Wednesday, July 8, 2009

New alcohol laws take effect in Utah

We would be remiss if we didn't mention the new Utah state alcohol laws that took effect last week. While none of the blog's current contributors live in Utah, it's impossible to ignore the role that the Mormon Church has played in alcohol control policy in the state where a majority of the residents are at least nominally adherents to the faith. The new Utah laws abandon the 40-year-old requirement that bar patrons fill out an application, pay a fee and become a member of a private club. The private club rules were a quintessentially Utah oddity for many years, but they were most noticed during the 2002 Salt Lake Olympics.

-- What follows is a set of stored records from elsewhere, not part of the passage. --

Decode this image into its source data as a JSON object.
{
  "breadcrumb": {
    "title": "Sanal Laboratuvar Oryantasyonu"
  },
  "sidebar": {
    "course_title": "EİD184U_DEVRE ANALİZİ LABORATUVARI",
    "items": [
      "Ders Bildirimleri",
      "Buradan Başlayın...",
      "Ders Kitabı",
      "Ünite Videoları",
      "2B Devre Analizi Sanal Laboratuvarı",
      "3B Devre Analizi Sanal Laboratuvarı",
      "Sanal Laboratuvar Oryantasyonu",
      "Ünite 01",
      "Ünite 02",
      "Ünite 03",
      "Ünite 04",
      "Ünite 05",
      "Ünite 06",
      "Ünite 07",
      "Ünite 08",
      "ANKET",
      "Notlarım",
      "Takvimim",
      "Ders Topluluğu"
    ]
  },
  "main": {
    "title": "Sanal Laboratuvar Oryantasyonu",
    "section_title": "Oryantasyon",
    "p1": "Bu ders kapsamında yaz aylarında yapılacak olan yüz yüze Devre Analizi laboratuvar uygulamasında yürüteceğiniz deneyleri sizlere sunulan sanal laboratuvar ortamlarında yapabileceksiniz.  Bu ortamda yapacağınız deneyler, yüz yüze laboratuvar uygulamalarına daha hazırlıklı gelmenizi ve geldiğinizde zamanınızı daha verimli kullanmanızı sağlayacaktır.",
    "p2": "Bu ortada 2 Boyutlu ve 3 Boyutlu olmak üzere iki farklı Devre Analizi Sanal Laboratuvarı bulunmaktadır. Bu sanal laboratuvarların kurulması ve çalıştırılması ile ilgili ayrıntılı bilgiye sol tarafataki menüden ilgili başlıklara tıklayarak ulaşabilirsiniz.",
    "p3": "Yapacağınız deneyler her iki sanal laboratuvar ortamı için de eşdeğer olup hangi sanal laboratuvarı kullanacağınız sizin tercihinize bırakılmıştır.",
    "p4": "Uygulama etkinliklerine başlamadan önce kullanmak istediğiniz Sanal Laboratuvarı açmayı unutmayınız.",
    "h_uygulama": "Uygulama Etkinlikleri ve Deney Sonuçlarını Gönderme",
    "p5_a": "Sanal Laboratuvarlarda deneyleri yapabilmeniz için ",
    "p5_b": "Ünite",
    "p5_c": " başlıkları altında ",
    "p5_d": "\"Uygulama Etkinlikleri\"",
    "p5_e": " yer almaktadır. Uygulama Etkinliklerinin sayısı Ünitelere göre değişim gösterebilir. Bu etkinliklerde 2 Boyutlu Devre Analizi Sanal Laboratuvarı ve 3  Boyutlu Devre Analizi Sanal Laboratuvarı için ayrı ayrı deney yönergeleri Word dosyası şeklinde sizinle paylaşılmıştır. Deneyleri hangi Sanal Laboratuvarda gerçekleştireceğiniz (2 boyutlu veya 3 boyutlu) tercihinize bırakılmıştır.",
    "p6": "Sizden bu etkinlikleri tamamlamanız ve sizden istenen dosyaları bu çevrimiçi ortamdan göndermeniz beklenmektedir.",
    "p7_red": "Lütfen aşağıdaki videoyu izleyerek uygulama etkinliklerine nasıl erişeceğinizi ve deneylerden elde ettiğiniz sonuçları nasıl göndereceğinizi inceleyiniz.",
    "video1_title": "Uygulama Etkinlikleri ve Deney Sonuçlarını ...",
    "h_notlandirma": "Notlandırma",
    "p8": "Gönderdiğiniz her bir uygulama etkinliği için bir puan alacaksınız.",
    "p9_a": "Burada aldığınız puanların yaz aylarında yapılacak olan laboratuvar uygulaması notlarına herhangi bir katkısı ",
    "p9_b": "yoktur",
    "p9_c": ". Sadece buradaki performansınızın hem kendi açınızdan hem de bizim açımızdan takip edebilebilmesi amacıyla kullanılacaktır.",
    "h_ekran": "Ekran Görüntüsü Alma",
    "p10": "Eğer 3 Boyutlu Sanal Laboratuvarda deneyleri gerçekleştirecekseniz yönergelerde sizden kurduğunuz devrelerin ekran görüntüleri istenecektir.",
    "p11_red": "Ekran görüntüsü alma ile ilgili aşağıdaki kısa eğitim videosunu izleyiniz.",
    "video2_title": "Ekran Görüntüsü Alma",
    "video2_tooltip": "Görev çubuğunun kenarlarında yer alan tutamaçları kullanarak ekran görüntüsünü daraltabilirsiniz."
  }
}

I've never quite understood the rationale of the private club rule. By most accounts, the rule was not much of a barrier to drinking, and in some parts of the state (such as Park City) it wasn't even enforced. So the private club rule doesn't appear to have restricted alcohol consumption. It seems to have had more of a social stigma function, requiring drinkers to be "on a list." In that respect, the updated law hasn't changed much. The Associated Press reports:

The [Mormon] Church has always helped shape alcohol policy here, and the change to the law this year was no different. Only after consultation with church leaders and an agreement that DUI penalties would be stiffened, did lawmakers make progress on the changes.
As part of the agreement, Utah also became the only state in the country to require bars to scan the ID of anyone who appears to be 35 or younger to ensure their ID is valid. Bars store the information for a week so law enforcement can inspect it.
Anyone who has an ID that doesn't properly scan is required to fill out a form logging their presence at the bar.

Utah alcohol laws still have quite a few quirks. That same AP article notes that flavored malt beverages may not be sold at grocery or convenience stores, the percentage of alcohol in beer is capped at 3.2%, happy hours are illegal, and cocktails must be mixed out of the sight of customers.

As a policy matter, I think the new law is at least a step in the right direction, particularly the harsher DUI penalties. I would rather see some more creative solutions, such as those that I discussed earlier this year involving alcohol tax equal to the average marginal social cost of each drink.